Trending up, down or too early to tell? Trending up. This was already a strong lineup, and it’s getting a big boost from the freshmen. The Mountaineers should maintain their 2022 ranking if not increase it. 

Three Big Questions

Will the freshmen be the game changers for WVU?

West Virginia managed to score a top 25 CGN recruiting class with a four-star recruit in Smith and two three-stars in Irwin and Wehry. With the difficulty these three bring, plus solid consistency from the other four, this class could be the one to rewrite history for West Virginia.

Will Combs return to the all-around?

Though she tallied strong numbers on bars, beam and floor in 2022, vault was a bit of a struggle for Combs, only scoring above 9.800 once all season. With her fifth and final year of gymnastics looming, can she find the consistency needed to give the Mountaineers a boost on vault?

Can the Mountaineers make waves at Big 12s?

The Mountaineers pulled an upset against Iowa State at Big 12s in 2022, placing third with a stellar floor rotation that was second behind only Oklahoma. The Cyclones and the Mountaineers have always been neck and neck between third and fourth in the Big 12; is this the year that the Mountaineers push ahead for good?

READ THIS NEXT: Potential Lineups: GEC Part II

Article by Savanna Whitten and Tara Graeve

Like what you see? Consider donating to support our efforts throughout the year! [wpedon id=”13158″]

One comment

Leave a Reply
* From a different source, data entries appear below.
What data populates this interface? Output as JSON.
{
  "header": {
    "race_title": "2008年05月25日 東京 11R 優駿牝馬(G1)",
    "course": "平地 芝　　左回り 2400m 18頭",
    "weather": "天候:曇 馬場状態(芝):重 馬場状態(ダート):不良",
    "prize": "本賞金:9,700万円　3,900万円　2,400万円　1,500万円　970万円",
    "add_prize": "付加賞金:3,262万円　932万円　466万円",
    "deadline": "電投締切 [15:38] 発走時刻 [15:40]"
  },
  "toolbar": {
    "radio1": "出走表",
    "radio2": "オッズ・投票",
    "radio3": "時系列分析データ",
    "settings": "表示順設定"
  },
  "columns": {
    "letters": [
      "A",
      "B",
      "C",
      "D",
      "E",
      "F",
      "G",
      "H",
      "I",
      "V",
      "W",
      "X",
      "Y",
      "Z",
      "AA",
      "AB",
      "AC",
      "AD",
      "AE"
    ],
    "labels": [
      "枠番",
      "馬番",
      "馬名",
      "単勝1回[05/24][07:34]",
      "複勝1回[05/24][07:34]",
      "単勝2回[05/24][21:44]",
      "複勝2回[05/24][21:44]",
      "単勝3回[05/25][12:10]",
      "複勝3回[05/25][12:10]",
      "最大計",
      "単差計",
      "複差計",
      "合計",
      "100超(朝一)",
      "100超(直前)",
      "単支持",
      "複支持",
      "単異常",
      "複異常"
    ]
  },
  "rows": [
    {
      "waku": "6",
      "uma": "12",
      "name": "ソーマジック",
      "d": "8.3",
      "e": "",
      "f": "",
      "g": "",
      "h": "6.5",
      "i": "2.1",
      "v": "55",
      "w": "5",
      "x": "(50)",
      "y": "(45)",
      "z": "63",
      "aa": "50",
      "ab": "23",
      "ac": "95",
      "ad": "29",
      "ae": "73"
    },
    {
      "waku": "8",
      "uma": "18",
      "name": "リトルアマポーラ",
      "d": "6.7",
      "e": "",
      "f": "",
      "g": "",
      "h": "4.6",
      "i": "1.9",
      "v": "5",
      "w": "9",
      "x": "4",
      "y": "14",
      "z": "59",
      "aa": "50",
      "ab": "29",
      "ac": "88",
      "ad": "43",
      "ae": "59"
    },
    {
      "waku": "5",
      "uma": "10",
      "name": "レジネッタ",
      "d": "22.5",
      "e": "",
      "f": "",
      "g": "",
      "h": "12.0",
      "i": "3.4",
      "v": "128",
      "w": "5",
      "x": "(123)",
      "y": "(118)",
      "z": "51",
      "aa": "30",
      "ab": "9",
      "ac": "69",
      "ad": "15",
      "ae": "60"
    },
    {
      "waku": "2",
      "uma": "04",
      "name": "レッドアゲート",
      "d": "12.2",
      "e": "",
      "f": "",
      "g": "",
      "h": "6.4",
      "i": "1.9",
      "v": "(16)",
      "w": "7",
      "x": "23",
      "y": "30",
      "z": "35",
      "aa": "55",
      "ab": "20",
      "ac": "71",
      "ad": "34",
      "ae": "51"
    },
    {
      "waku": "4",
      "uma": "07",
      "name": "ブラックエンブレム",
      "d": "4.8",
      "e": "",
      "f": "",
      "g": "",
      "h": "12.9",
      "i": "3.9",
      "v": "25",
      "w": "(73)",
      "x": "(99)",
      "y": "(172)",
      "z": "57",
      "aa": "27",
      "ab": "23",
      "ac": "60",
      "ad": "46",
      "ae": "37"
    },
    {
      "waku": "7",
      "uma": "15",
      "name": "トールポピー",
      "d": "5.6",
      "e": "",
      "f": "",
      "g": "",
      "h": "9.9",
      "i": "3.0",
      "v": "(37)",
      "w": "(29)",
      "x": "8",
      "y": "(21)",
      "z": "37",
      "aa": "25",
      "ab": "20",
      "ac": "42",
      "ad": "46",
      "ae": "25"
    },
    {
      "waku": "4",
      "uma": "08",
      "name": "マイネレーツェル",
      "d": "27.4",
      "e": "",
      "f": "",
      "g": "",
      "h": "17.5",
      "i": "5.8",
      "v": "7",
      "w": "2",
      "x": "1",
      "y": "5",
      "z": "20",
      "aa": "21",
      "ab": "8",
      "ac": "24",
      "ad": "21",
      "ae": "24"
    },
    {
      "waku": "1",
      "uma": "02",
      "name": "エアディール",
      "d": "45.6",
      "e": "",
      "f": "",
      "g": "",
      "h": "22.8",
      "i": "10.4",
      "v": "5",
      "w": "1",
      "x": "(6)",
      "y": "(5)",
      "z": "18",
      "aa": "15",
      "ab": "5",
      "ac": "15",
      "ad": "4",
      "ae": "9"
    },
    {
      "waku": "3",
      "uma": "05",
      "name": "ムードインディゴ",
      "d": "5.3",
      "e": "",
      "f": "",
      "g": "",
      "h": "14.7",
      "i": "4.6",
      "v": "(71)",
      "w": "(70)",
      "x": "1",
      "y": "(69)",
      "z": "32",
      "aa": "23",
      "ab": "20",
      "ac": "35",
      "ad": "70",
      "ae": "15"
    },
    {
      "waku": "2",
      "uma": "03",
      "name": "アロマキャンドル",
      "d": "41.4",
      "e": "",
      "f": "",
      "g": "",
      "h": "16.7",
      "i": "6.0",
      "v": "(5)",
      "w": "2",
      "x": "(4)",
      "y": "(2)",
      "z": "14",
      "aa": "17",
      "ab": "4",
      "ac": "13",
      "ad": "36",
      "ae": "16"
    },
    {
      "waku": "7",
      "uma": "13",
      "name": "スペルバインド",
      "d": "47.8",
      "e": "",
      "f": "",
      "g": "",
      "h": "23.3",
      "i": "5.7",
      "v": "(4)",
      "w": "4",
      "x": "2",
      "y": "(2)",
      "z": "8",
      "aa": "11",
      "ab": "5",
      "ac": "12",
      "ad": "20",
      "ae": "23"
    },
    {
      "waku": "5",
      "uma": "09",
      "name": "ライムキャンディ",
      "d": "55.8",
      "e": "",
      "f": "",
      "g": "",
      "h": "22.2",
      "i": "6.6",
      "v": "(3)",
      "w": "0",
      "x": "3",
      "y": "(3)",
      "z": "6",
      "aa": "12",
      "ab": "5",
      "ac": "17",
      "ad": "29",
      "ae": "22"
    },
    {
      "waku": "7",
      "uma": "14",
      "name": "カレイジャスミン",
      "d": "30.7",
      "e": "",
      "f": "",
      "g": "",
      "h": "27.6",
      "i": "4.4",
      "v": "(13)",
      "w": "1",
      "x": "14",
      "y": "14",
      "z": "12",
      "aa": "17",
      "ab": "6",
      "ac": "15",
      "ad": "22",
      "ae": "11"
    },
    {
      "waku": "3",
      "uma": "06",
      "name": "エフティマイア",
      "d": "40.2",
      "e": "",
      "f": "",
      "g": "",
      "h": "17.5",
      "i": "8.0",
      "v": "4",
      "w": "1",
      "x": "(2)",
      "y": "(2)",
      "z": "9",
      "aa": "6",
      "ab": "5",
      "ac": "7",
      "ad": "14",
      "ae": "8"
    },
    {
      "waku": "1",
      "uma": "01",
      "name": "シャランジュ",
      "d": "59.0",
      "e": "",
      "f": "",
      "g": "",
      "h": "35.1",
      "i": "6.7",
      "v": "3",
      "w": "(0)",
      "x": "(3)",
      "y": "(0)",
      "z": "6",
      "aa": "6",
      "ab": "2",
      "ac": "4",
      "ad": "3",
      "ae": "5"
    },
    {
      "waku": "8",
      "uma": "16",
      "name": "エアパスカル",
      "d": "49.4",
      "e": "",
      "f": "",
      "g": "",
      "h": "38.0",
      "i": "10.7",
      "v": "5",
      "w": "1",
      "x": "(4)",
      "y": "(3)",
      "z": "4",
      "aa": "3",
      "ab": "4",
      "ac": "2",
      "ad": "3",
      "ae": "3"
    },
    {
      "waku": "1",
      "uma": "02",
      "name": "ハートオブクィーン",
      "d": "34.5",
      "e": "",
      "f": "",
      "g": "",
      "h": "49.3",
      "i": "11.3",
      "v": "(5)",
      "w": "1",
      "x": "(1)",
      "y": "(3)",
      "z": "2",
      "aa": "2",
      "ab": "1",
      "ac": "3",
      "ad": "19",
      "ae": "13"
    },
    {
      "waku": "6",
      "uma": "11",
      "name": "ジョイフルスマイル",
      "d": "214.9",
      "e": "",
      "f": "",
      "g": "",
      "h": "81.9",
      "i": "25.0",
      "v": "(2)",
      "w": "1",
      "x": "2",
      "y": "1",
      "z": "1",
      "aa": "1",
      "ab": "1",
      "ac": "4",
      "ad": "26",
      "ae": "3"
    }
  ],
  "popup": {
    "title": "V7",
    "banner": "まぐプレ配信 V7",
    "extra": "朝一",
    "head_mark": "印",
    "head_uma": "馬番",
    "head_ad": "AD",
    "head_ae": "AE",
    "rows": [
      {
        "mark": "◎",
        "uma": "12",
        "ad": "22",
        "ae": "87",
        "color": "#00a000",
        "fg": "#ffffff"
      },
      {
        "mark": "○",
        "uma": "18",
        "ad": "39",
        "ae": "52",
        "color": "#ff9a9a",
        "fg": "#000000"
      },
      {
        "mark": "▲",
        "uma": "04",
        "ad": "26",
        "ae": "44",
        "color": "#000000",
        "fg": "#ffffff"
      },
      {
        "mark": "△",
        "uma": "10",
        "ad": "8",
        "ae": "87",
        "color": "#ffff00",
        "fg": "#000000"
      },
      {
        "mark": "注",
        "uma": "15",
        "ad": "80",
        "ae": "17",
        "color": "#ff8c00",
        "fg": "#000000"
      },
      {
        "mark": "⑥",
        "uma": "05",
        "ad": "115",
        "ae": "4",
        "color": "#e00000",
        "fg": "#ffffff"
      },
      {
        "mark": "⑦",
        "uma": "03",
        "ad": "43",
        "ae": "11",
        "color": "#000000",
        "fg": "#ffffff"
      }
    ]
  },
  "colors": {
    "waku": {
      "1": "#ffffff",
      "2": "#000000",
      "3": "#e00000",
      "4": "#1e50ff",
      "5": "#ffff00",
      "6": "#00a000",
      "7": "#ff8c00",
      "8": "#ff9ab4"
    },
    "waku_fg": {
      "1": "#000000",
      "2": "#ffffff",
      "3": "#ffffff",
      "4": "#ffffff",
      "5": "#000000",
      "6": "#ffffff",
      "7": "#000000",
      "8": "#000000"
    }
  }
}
Your email address will not be published. Required fields are marked *

This site uses Akismet to reduce spam. Learn how your comment data is processed.